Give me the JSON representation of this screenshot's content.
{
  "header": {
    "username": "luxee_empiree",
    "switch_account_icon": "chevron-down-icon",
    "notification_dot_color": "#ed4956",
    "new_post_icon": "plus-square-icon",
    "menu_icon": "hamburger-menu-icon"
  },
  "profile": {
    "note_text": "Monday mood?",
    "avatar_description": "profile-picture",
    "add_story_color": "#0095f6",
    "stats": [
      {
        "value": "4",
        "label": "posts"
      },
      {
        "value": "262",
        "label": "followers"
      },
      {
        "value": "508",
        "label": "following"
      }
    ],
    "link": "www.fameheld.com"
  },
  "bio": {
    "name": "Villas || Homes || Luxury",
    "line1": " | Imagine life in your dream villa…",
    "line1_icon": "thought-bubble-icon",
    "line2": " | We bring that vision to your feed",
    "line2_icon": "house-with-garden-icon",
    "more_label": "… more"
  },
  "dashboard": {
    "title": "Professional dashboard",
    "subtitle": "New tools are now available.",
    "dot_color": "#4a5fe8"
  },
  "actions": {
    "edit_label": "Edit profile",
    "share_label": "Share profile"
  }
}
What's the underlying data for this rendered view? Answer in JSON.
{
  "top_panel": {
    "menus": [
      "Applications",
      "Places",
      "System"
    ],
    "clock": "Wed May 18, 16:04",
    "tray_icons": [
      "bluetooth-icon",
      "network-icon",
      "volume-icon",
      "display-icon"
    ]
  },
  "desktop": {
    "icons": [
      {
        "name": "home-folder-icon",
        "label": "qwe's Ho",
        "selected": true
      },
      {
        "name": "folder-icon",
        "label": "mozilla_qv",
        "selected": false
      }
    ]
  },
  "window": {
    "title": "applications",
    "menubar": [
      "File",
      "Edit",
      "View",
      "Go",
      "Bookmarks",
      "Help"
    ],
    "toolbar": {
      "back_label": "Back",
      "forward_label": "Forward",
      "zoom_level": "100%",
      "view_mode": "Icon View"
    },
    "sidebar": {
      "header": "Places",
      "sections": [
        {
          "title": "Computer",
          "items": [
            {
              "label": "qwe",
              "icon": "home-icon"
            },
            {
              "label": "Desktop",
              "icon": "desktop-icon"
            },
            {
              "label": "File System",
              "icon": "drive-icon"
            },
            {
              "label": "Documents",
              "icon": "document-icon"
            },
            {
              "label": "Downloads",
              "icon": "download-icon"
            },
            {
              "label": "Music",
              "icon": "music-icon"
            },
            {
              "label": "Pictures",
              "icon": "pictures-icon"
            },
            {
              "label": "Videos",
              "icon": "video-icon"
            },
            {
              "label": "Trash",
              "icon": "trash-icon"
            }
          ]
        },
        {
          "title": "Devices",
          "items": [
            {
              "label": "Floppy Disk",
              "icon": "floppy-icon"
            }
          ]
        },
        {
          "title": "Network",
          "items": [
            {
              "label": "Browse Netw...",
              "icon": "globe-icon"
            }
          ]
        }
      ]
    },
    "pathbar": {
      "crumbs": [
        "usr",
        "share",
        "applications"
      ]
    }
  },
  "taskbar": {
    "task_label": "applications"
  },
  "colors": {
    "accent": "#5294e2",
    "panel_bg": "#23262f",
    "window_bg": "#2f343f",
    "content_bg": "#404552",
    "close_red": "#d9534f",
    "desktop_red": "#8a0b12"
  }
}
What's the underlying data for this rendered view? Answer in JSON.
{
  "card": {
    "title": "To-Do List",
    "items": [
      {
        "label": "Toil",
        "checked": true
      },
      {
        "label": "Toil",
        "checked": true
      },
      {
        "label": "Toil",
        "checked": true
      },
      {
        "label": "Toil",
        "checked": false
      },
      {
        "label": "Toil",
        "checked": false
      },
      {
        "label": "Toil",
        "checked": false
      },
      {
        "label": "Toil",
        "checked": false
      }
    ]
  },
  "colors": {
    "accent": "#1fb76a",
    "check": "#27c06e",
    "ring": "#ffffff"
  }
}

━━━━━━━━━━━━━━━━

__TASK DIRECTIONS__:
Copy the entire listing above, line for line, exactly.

__RESULT BELOW__:
Give me the JSON representation of this screenshot's content.
{
  "header": {
    "username": "luxee_empiree",
    "switch_account_icon": "chevron-down-icon",
    "notification_dot_color": "#ed4956",
    "new_post_icon": "plus-square-icon",
    "menu_icon": "hamburger-menu-icon"
  },
  "profile": {
    "note_text": "Monday mood?",
    "avatar_description": "profile-picture",
    "add_story_color": "#0095f6",
    "stats": [
      {
        "value": "4",
        "label": "posts"
      },
      {
        "value": "262",
        "label": "followers"
      },
      {
        "value": "508",
        "label": "following"
      }
    ],
    "link": "www.fameheld.com"
  },
  "bio": {
    "name": "Villas || Homes || Luxury",
    "line1": " | Imagine life in your dream villa…",
    "line1_icon": "thought-bubble-icon",
    "line2": " | We bring that vision to your feed",
    "line2_icon": "house-with-garden-icon",
    "more_label": "… more"
  },
  "dashboard": {
    "title": "Professional dashboard",
    "subtitle": "New tools are now available.",
    "dot_color": "#4a5fe8"
  },
  "actions": {
    "edit_label": "Edit profile",
    "share_label": "Share profile"
  }
}
What's the underlying data for this rendered view? Answer in JSON.
{
  "top_panel": {
    "menus": [
      "Applications",
      "Places",
      "System"
    ],
    "clock": "Wed May 18, 16:04",
    "tray_icons": [
      "bluetooth-icon",
      "network-icon",
      "volume-icon",
      "display-icon"
    ]
  },
  "desktop": {
    "icons": [
      {
        "name": "home-folder-icon",
        "label": "qwe's Ho",
        "selected": true
      },
      {
        "name": "folder-icon",
        "label": "mozilla_qv",
        "selected": false
      }
    ]
  },
  "window": {
    "title": "applications",
    "menubar": [
      "File",
      "Edit",
      "View",
      "Go",
      "Bookmarks",
      "Help"
    ],
    "toolbar": {
      "back_label": "Back",
      "forward_label": "Forward",
      "zoom_level": "100%",
      "view_mode": "Icon View"
    },
    "sidebar": {
      "header": "Places",
      "sections": [
        {
          "title": "Computer",
          "items": [
            {
              "label": "qwe",
              "icon": "home-icon"
            },
            {
              "label": "Desktop",
              "icon": "desktop-icon"
            },
            {
              "label": "File System",
              "icon": "drive-icon"
            },
            {
              "label": "Documents",
              "icon": "document-icon"
            },
            {
              "label": "Downloads",
              "icon": "download-icon"
            },
            {
              "label": "Music",
              "icon": "music-icon"
            },
            {
              "label": "Pictures",
              "icon": "pictures-icon"
            },
            {
              "label": "Videos",
              "icon": "video-icon"
            },
            {
              "label": "Trash",
              "icon": "trash-icon"
            }
          ]
        },
        {
          "title": "Devices",
          "items": [
            {
              "label": "Floppy Disk",
              "icon": "floppy-icon"
            }
          ]
        },
        {
          "title": "Network",
          "items": [
            {
              "label": "Browse Netw...",
              "icon": "globe-icon"
            }
          ]
        }
      ]
    },
    "pathbar": {
      "crumbs": [
        "usr",
        "share",
        "applications"
      ]
    }
  },
  "taskbar": {
    "task_label": "applications"
  },
  "colors": {
    "accent": "#5294e2",
    "panel_bg": "#23262f",
    "window_bg": "#2f343f",
    "content_bg": "#404552",
    "close_red": "#d9534f",
    "desktop_red": "#8a0b12"
  }
}
What's the underlying data for this rendered view? Answer in JSON.
{
  "card": {
    "title": "To-Do List",
    "items": [
      {
        "label": "Toil",
        "checked": true
      },
      {
        "label": "Toil",
        "checked": true
      },
      {
        "label": "Toil",
        "checked": true
      },
      {
        "label": "Toil",
        "checked": false
      },
      {
        "label": "Toil",
        "checked": false
      },
      {
        "label": "Toil",
        "checked": false
      },
      {
        "label": "Toil",
        "checked": false
      }
    ]
  },
  "colors": {
    "accent": "#1fb76a",
    "check": "#27c06e",
    "ring": "#ffffff"
  }
}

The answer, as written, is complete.